Exercise brief
Exact reproduction of all the data is needed.

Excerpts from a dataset

********

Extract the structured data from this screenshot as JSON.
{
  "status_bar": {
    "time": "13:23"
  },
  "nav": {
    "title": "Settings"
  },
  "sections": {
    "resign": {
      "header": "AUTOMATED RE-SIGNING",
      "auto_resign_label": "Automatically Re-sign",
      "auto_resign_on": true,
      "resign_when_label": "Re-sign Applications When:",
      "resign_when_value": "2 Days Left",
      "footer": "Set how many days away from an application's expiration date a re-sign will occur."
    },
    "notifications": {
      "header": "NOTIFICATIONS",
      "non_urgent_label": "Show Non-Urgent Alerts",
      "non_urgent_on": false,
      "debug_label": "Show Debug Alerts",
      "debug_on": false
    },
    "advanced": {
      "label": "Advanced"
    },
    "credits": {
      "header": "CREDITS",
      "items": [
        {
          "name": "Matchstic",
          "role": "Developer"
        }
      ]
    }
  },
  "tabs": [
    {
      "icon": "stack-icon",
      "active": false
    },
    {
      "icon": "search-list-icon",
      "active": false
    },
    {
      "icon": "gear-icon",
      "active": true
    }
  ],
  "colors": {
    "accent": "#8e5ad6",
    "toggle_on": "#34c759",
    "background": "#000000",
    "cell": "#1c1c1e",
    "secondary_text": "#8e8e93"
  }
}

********

Answer for the task
Extract the structured data from this screenshot as JSON.
{
  "status_bar": {
    "time": "13:23"
  },
  "nav": {
    "title": "Settings"
  },
  "sections": {
    "resign": {
      "header": "AUTOMATED RE-SIGNING",
      "auto_resign_label": "Automatically Re-sign",
      "auto_resign_on": true,
      "resign_when_label": "Re-sign Applications When:",
      "resign_when_value": "2 Days Left",
      "footer": "Set how many days away from an application's expiration date a re-sign will occur."
    },
    "notifications": {
      "header": "NOTIFICATIONS",
      "non_urgent_label": "Show Non-Urgent Alerts",
      "non_urgent_on": false,
      "debug_label": "Show Debug Alerts",
      "debug_on": false
    },
    "advanced": {
      "label": "Advanced"
    },
    "credits": {
      "header": "CREDITS",
      "items": [
        {
          "name": "Matchstic",
          "role": "Developer"
        }
      ]
    }
  },
  "tabs": [
    {
      "icon": "stack-icon",
      "active": false
    },
    {
      "icon": "search-list-icon",
      "active": false
    },
    {
      "icon": "gear-icon",
      "active": true
    }
  ],
  "colors": {
    "accent": "#8e5ad6",
    "toggle_on": "#34c759",
    "background": "#000000",
    "cell": "#1c1c1e",
    "secondary_text": "#8e8e93"
  }
}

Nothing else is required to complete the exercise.